That’s not to say that this issue was unenjoyable; it was certainly worth the price of admission. But picking up where we left off was a bit rockier than anticipated. Spider-Man/Deadpool has been a fantastic book in that each individual issue could serve as an entry point for the series – each sets up the conflict on the first two pages only for it to be resolved in the final pages while also moving the greater narrative arc forward. This is the first issue in “Isn’t it Bromantic?” that doesn’t have that same kind of structure, and I couldn’t say that’s because this is the conclusion story in the arc. After all, Spider-Man/Deadpool #5 could have worked just as well as a conclusion to the arc, and it followed that structure.

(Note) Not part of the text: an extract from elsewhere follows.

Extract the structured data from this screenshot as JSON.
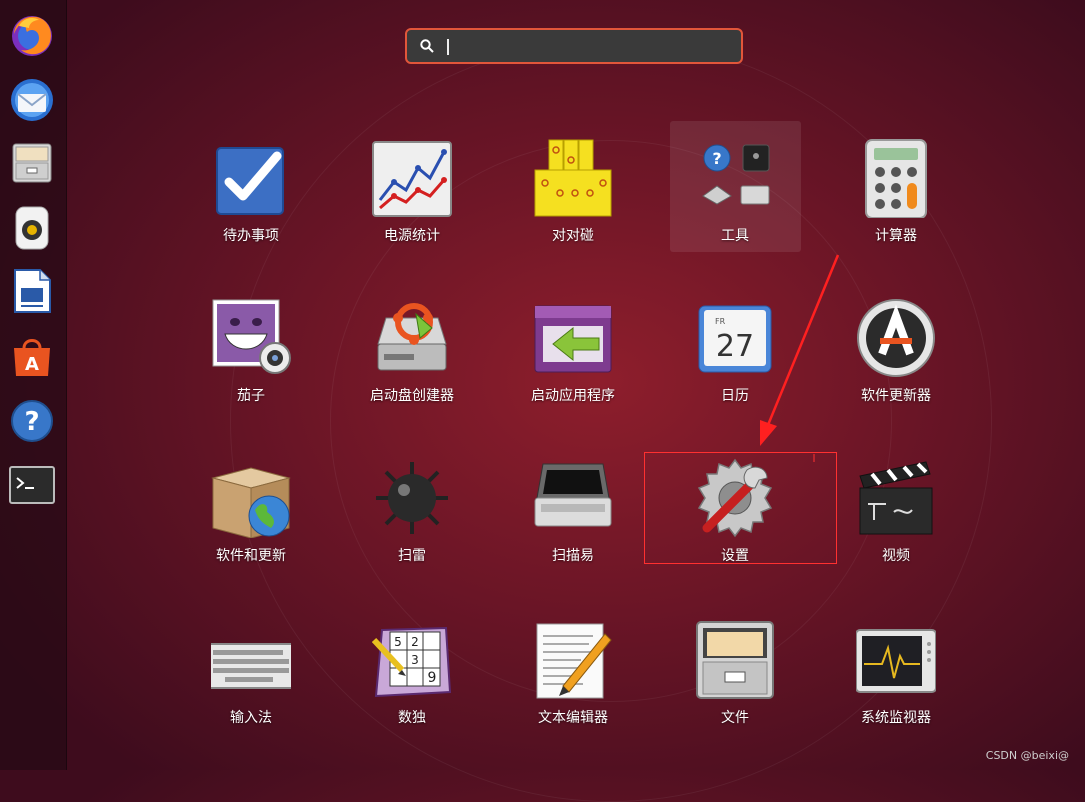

Am I cooling my opinion on this book? Well, not really. Not every issue is going to be a smash hit, and McGuinness’s art more than makes up for perhaps a weaker that usual narrative. Kelly doubled down on his “One More Day” tease this issue, re-quoting Mephisto’s taunt from #5 regarding Peter feeling something missing. Not to re-tread my on my feeling from #5, but I while really appreciate Kelly seemingly trying to better integrate “One More Day” into the Spider-Man mythos, I can’t help but think that he’s playing with fire by invoking the story, especially one that inspires so much passion – to put it in the most polite terms I can. This is a B-book, after all, so expectations regarding Kelly’s ability to influence the over-all continuity should be hedged. But to make explicit reference to something that is so teasingly obvious a reference to “One More Day” seems to imply otherwise. I’m just gearing up that small part of me for disappointment – the same part of me that can’t wait for Gerry Conway’s continuation of “Renew Your Vows”. So I would say that my opinion isn’t cooled, but instead I’m not entirely sure where the direction is going with Mephisto’s inclusion.
Joe Kelly and Ed McGuinness are back to tie up some loose ends with Spider-Man/Deadpool's first arc. While some questions are left dangling, Patient Zero's unsettling minions and Ed McGuinness's stellar art make this an issue worth the wait.